Element data from apps and pages
[Start of section]

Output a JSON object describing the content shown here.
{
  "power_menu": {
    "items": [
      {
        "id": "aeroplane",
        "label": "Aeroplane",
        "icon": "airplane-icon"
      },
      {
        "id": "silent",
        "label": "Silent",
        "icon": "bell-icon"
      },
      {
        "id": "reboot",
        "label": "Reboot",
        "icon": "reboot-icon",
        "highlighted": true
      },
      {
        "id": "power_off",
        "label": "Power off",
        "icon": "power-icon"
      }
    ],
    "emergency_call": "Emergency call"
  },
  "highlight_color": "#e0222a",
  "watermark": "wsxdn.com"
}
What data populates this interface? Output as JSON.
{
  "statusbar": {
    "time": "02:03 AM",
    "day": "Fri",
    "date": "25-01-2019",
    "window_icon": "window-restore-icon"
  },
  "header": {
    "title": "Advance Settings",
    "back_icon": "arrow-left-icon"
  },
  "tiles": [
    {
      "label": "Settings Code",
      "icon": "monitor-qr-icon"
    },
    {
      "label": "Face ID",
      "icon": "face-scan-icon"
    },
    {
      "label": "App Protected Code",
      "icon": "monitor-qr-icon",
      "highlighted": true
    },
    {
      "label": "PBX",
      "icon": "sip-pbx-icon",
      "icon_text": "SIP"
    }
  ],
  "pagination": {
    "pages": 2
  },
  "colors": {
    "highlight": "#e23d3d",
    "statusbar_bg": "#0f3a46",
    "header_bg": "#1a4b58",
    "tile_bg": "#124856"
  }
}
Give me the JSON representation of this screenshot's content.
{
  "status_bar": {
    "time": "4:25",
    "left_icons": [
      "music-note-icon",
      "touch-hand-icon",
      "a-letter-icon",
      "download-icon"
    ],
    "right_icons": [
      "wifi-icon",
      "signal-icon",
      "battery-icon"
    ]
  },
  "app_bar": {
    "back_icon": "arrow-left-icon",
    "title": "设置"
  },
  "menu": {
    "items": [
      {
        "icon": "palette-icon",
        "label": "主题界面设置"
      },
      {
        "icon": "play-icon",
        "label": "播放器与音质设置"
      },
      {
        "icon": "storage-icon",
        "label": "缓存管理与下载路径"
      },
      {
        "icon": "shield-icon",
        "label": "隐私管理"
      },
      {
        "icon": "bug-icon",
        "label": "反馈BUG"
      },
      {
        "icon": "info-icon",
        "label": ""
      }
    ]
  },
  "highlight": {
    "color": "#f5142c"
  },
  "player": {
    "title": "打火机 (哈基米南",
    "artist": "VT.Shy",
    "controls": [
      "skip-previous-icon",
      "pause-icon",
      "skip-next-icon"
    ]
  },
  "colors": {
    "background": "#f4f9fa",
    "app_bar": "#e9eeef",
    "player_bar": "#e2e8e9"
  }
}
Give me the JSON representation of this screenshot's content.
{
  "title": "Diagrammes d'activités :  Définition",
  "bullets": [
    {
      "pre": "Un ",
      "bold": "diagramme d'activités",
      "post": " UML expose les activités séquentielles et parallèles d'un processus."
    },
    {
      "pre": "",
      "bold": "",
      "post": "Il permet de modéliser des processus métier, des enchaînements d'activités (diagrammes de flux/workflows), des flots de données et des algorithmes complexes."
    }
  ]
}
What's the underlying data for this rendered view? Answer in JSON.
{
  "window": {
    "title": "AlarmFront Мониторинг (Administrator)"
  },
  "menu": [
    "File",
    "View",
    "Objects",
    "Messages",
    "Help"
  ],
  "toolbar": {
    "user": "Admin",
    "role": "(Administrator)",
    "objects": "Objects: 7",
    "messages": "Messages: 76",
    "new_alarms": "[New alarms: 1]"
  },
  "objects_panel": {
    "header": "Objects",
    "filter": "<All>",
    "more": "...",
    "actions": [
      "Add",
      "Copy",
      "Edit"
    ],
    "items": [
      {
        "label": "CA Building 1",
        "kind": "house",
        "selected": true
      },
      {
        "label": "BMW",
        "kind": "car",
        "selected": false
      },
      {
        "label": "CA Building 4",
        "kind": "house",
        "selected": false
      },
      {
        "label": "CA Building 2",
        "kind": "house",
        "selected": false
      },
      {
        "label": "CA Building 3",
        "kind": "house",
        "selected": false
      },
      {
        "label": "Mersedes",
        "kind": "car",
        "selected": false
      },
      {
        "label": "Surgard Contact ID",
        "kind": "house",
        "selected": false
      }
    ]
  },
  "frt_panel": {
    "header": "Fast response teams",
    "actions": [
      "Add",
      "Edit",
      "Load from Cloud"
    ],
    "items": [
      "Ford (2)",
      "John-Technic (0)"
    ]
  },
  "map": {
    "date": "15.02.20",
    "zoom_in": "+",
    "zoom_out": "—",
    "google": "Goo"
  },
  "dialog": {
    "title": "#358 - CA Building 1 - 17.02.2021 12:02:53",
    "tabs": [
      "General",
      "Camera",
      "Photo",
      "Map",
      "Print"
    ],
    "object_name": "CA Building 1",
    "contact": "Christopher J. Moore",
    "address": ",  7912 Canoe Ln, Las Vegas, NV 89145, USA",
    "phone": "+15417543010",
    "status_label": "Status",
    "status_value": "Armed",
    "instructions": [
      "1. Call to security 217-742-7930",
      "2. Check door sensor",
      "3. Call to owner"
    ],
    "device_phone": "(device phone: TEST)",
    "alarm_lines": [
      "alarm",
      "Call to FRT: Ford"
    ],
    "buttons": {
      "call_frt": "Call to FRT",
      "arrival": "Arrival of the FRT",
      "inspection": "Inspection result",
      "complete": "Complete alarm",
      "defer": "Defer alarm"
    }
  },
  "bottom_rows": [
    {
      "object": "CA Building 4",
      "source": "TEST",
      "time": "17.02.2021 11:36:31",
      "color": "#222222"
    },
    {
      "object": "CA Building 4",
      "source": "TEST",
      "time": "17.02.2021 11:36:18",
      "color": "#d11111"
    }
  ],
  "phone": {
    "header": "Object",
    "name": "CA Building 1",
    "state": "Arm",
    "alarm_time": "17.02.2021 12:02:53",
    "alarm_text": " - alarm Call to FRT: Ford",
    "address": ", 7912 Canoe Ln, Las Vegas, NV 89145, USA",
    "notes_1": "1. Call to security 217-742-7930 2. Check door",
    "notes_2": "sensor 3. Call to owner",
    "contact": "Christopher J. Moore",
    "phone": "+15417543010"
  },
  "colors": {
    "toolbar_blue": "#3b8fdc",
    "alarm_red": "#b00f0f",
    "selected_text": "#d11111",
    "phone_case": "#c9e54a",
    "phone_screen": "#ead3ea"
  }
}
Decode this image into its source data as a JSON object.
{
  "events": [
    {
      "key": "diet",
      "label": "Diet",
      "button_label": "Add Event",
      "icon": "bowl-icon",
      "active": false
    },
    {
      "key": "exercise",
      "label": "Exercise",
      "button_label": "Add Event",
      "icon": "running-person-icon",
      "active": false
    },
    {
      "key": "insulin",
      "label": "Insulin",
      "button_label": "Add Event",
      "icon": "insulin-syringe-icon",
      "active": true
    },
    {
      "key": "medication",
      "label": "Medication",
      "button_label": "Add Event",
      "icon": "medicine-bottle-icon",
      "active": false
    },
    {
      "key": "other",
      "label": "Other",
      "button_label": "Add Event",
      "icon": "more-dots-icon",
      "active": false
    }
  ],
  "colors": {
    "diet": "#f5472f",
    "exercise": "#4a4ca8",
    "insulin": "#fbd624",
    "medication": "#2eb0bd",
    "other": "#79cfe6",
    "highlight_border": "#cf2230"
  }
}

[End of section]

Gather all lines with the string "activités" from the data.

  "title": "Diagrammes d'activités :  Définition",
      "bold": "diagramme d'activités",
      "post": " UML expose les activités séquentielles et parallèles d'un processus."
      "post": "Il permet de modéliser des processus métier, des enchaînements d'activités (diagrammes de flux/workflows), des flots de données et des algorithmes complexes."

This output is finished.